In a paper in the March 2, 2011 issue of the journal Cell Metabolism, a research team led by Peter J. Roach, professor of biochemistry and molecular biology at the IU School of Medicine, has identified where the extra phosphate comes from, and how it is chemically linked to the glycogen molecules. The findings, Roach said, suggest a possibility for treating the disease — stopping the body from producing glycogen.
Lafora disease, named after the Spanish physician who identified it, strikes early in the teen years with epileptic seizures and then other neurological symptoms that grow progressively worse. It is always fatal, usually within 10 years.
“It’s a very harrowing disease and there’s no treatment right now. It’s thankfully rare, but for the families affected it’s tragic,” said Roach, Distinguished Professor and a Chancellor’s Professor, Indiana University-Purdue University Indianapolis.
The disease is caused by a mutation to one of two genes, one leading to a defective version of a protein called laforin. In previous research, Roach and his collaborators showed that laforin’s role is to remove phosphate residues from glycogen. When the body cannot produce laforin, the phosphate levels in glycogen build up, resulting in Lafora disease.
What had puzzled scientists was the source of the phosphate. The answer, Roach and his colleagues report in Cell Metabolism, is found in the enzyme that cells normally use to build up the glycogen molecules. When there are extra glucose molecules in the body, such as after a meal, the enzyme, like a tiny molecular machine, hooks the glucose molecules onto the glycogen chain. In the process, phosphates that are attached to the glucose are discarded.
But once every 10,000 cycles or so, a phosphate molecule remains attached when the enzyme hooks the glucose molecule onto the glycogen chain. The job of laforin is to correct for those errors. Without the laforin, phosphates build up and the deadly disease is the result.
Roach and his colleagues note that animal experiments suggest that a treatment to counteract the laforin mutation could be compounds that would block the production of glycogen. Although a lack of glycogen could have side effects — such as greater propensity to develop diabetes — they might be acceptable in the face of such a deadly alternative, Roach said. However, such an approach is only a theoretical possibility at his point, he said.

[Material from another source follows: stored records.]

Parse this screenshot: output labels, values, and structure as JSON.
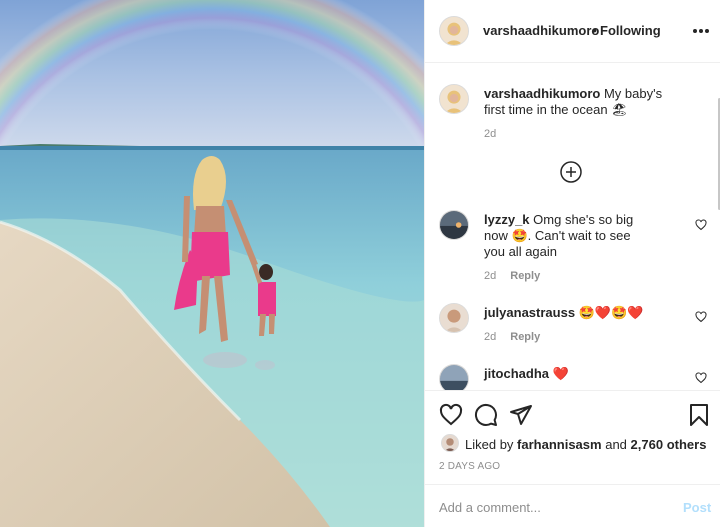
{
  "post": {
    "photo_alt": "",
    "author": {
      "username": "varshaadhikumoro",
      "follow_status": "Following",
      "separator": "•"
    },
    "caption": {
      "username": "varshaadhikumoro",
      "text": "My baby's first time in the ocean 🏖",
      "time": "2d"
    },
    "comments": [
      {
        "username": "lyzzy_k",
        "text": "Omg she's so big now 🤩. Can't wait to see you all again",
        "time": "2d",
        "reply_label": "Reply"
      },
      {
        "username": "julyanastrauss",
        "text": "🤩❤️🤩❤️",
        "time": "2d",
        "reply_label": "Reply"
      },
      {
        "username": "jitochadha",
        "text": "❤️",
        "time": "",
        "reply_label": ""
      }
    ],
    "likes": {
      "prefix": "Liked by",
      "first_liker": "farhannisasm",
      "conjunction": "and",
      "others": "2,760 others"
    },
    "posted_ago": "2 DAYS AGO",
    "composer": {
      "placeholder": "Add a comment...",
      "post_label": "Post"
    }
  },
  "icons": {
    "more": "more-options-icon",
    "load_more": "plus-circle-icon",
    "like": "heart-icon",
    "comment": "comment-icon",
    "share": "paper-plane-icon",
    "save": "bookmark-icon"
  },
  "colors": {
    "text": "#262626",
    "muted": "#8e8e8e",
    "border": "#efefef",
    "post_disabled": "#b2dffc"
  }
}
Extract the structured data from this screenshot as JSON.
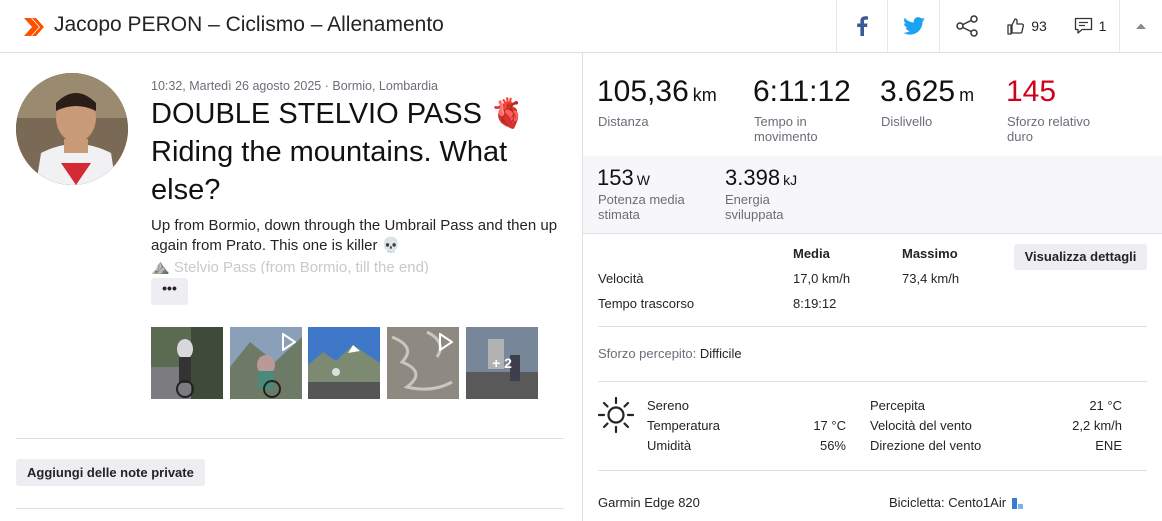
{
  "header": {
    "title": "Jacopo PERON – Ciclismo – Allenamento",
    "likes": "93",
    "comments": "1",
    "brand_color": "#fc5200"
  },
  "activity": {
    "meta": "10:32, Martedì 26 agosto 2025 · Bormio, Lombardia",
    "title": "DOUBLE STELVIO PASS 🫀 Riding the mountains. What else?",
    "description": "Up from Bormio, down through the Umbrail Pass and then up again from Prato. This one is killer 💀",
    "description_fade": "⛰️ Stelvio Pass (from Bormio, till the end)",
    "more_label": "•••",
    "photos_more": "+ 2",
    "notes_label": "Aggiungi delle note private"
  },
  "stats": {
    "distance_value": "105,36",
    "distance_unit": "km",
    "distance_label": "Distanza",
    "moving_value": "6:11:12",
    "moving_label": "Tempo in movimento",
    "elev_value": "3.625",
    "elev_unit": "m",
    "elev_label": "Dislivello",
    "effort_value": "145",
    "effort_label": "Sforzo relativo duro",
    "effort_color": "#d0021b",
    "power_value": "153",
    "power_unit": "W",
    "power_label": "Potenza media stimata",
    "energy_value": "3.398",
    "energy_unit": "kJ",
    "energy_label": "Energia sviluppata"
  },
  "table": {
    "col_media": "Media",
    "col_massimo": "Massimo",
    "details_button": "Visualizza dettagli",
    "speed_label": "Velocità",
    "speed_avg": "17,0 km/h",
    "speed_max": "73,4 km/h",
    "elapsed_label": "Tempo trascorso",
    "elapsed_avg": "8:19:12"
  },
  "perceived": {
    "label": "Sforzo percepito:",
    "value": "Difficile"
  },
  "weather": {
    "condition": "Sereno",
    "temp_label": "Temperatura",
    "temp_value": "17 °C",
    "humidity_label": "Umidità",
    "humidity_value": "56%",
    "feels_label": "Percepita",
    "feels_value": "21 °C",
    "wind_speed_label": "Velocità del vento",
    "wind_speed_value": "2,2 km/h",
    "wind_dir_label": "Direzione del vento",
    "wind_dir_value": "ENE"
  },
  "footer": {
    "device": "Garmin Edge 820",
    "bike": "Bicicletta: Cento1Air"
  }
}
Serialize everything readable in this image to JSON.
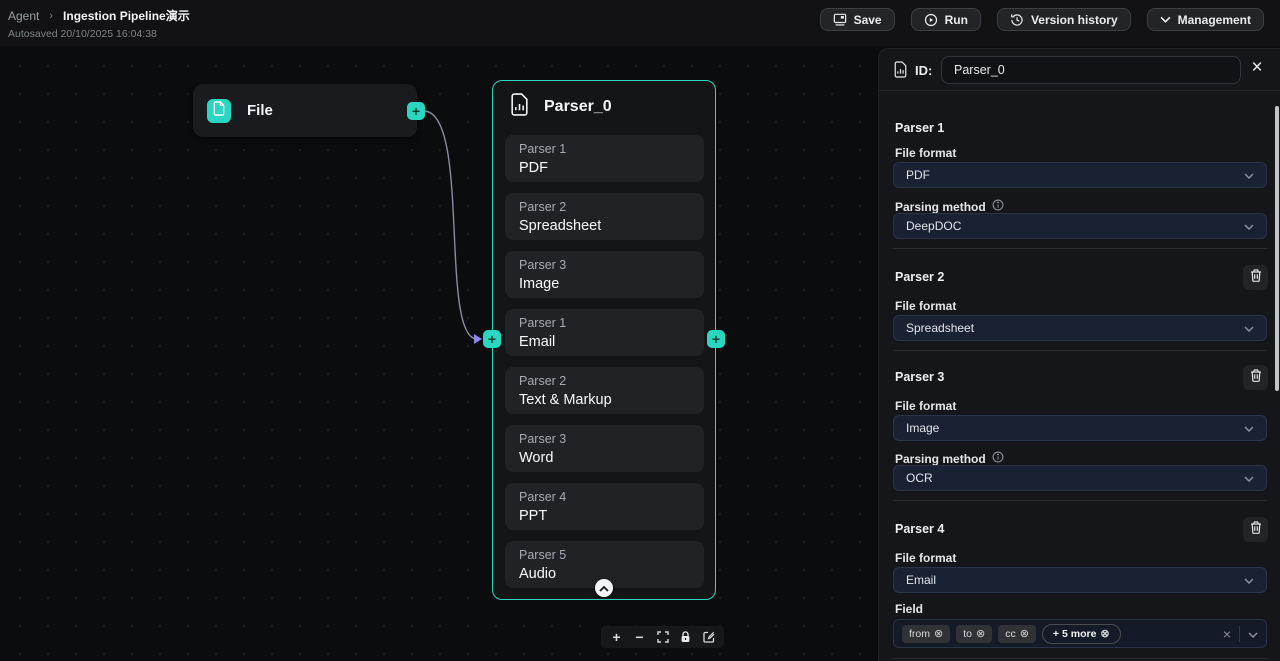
{
  "header": {
    "breadcrumb": {
      "root": "Agent",
      "separator": "›",
      "current": "Ingestion Pipeline演示"
    },
    "autosaved": "Autosaved 20/10/2025 16:04:38",
    "buttons": {
      "save": "Save",
      "run": "Run",
      "version_history": "Version history",
      "management": "Management"
    }
  },
  "canvas": {
    "file_node": {
      "title": "File"
    },
    "parser_node": {
      "title": "Parser_0",
      "items": [
        {
          "label": "Parser 1",
          "value": "PDF"
        },
        {
          "label": "Parser 2",
          "value": "Spreadsheet"
        },
        {
          "label": "Parser 3",
          "value": "Image"
        },
        {
          "label": "Parser 1",
          "value": "Email"
        },
        {
          "label": "Parser 2",
          "value": "Text & Markup"
        },
        {
          "label": "Parser 3",
          "value": "Word"
        },
        {
          "label": "Parser 4",
          "value": "PPT"
        },
        {
          "label": "Parser 5",
          "value": "Audio"
        }
      ]
    }
  },
  "panel": {
    "id_label": "ID:",
    "id_value": "Parser_0",
    "sections": [
      {
        "title": "Parser 1",
        "fields": [
          {
            "label": "File format",
            "value": "PDF"
          },
          {
            "label": "Parsing method",
            "value": "DeepDOC"
          }
        ]
      },
      {
        "title": "Parser 2",
        "fields": [
          {
            "label": "File format",
            "value": "Spreadsheet"
          }
        ]
      },
      {
        "title": "Parser 3",
        "fields": [
          {
            "label": "File format",
            "value": "Image"
          },
          {
            "label": "Parsing method",
            "value": "OCR"
          }
        ]
      },
      {
        "title": "Parser 4",
        "fields": [
          {
            "label": "File format",
            "value": "Email"
          },
          {
            "label": "Field"
          }
        ],
        "tags": [
          "from",
          "to",
          "cc"
        ],
        "more_label": "+ 5 more"
      }
    ]
  },
  "icons": {
    "plus": "+",
    "minus": "−",
    "close": "×",
    "tag_remove": "⊗",
    "handle_plus": "+"
  },
  "colors": {
    "accent": "#2BD6C0",
    "node_border": "#2FD5BF",
    "canvas_bg": "#0B0C0E",
    "panel_bg": "#151619",
    "select_bg": "#1A2133",
    "edge": "#8B8B9E",
    "arrow": "#8F83F3"
  }
}
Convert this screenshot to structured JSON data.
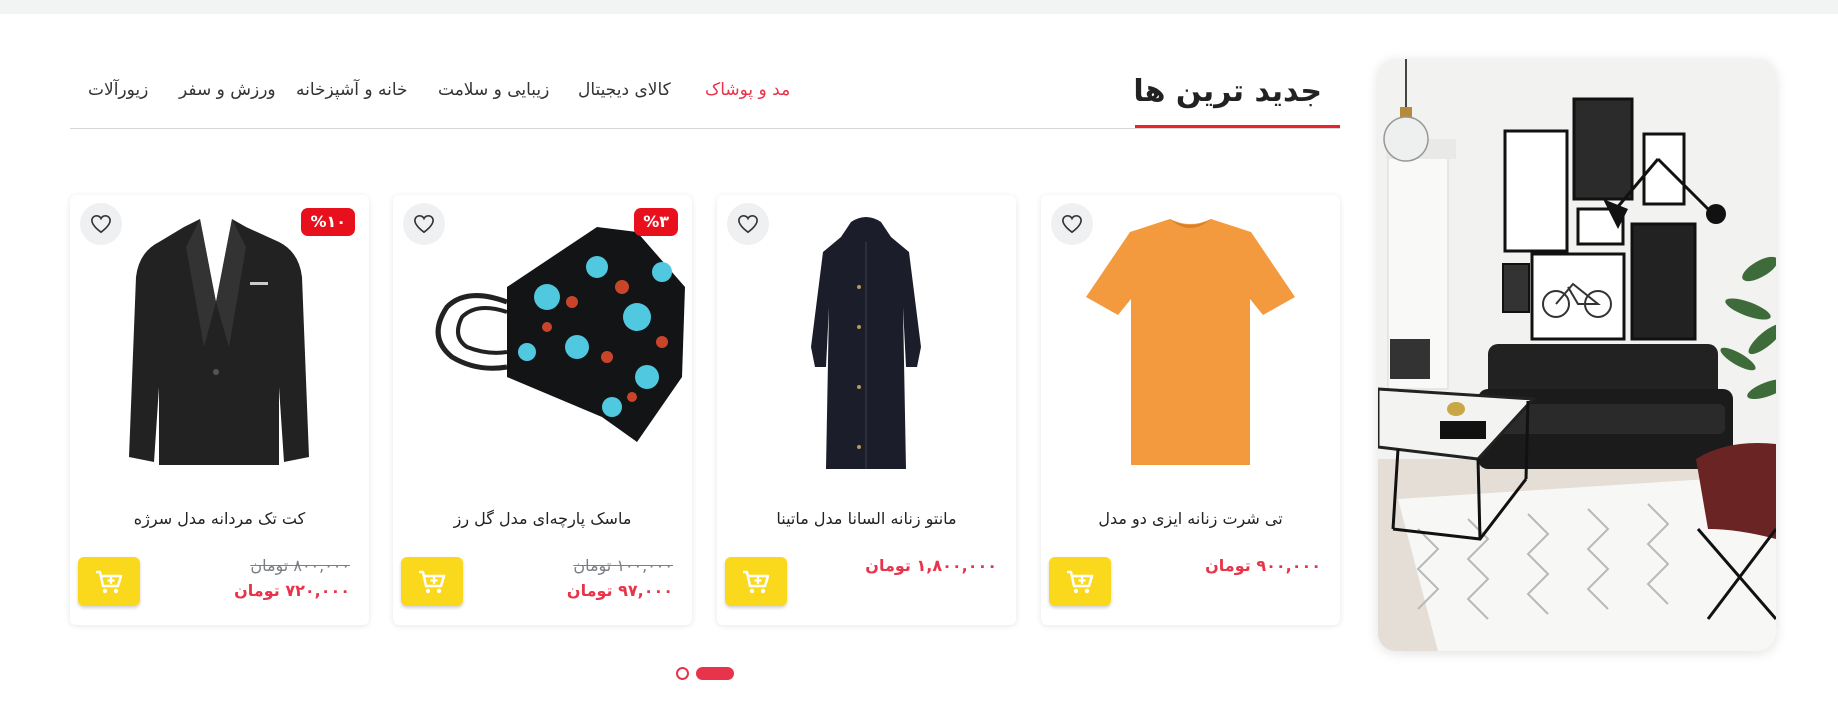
{
  "section": {
    "title": "جدید ترین ها"
  },
  "tabs": [
    {
      "label": "مد و پوشاک",
      "active": true
    },
    {
      "label": "کالای دیجیتال",
      "active": false
    },
    {
      "label": "زیبایی و سلامت",
      "active": false
    },
    {
      "label": "خانه و آشپزخانه",
      "active": false
    },
    {
      "label": "ورزش و سفر",
      "active": false
    },
    {
      "label": "زیورآلات",
      "active": false
    }
  ],
  "products": [
    {
      "name": "تی شرت زنانه ایزی دو مدل",
      "price": "۹۰۰,۰۰۰ تومان",
      "old_price": "",
      "discount": "",
      "image": "orange-tshirt"
    },
    {
      "name": "مانتو زنانه السانا مدل ماتینا",
      "price": "۱,۸۰۰,۰۰۰ تومان",
      "old_price": "",
      "discount": "",
      "image": "black-coat"
    },
    {
      "name": "ماسک پارچه‌ای مدل گل رز",
      "price": "۹۷,۰۰۰ تومان",
      "old_price": "۱۰۰,۰۰۰ تومان",
      "discount": "%۳",
      "image": "flower-mask"
    },
    {
      "name": "کت تک مردانه مدل سرژه",
      "price": "۷۲۰,۰۰۰ تومان",
      "old_price": "۸۰۰,۰۰۰ تومان",
      "discount": "%۱۰",
      "image": "black-blazer"
    }
  ],
  "icons": {
    "wishlist": "heart-icon",
    "cart": "add-to-cart-icon"
  },
  "colors": {
    "accent": "#e8344a",
    "discount_badge": "#e8101d",
    "cart_button": "#fad91c"
  },
  "pager": {
    "pages": 2,
    "current": 2
  }
}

The lead author for the Cell Metabolism paper was Vincent S. Tagliabracci, now at the University of California San Diego. Other collaborators included researchers at the Complex Carbohydrate Research Center at the University of Georgia.
Funding for the research was provided by grants from the National Institutes of Health and the American Heart Association.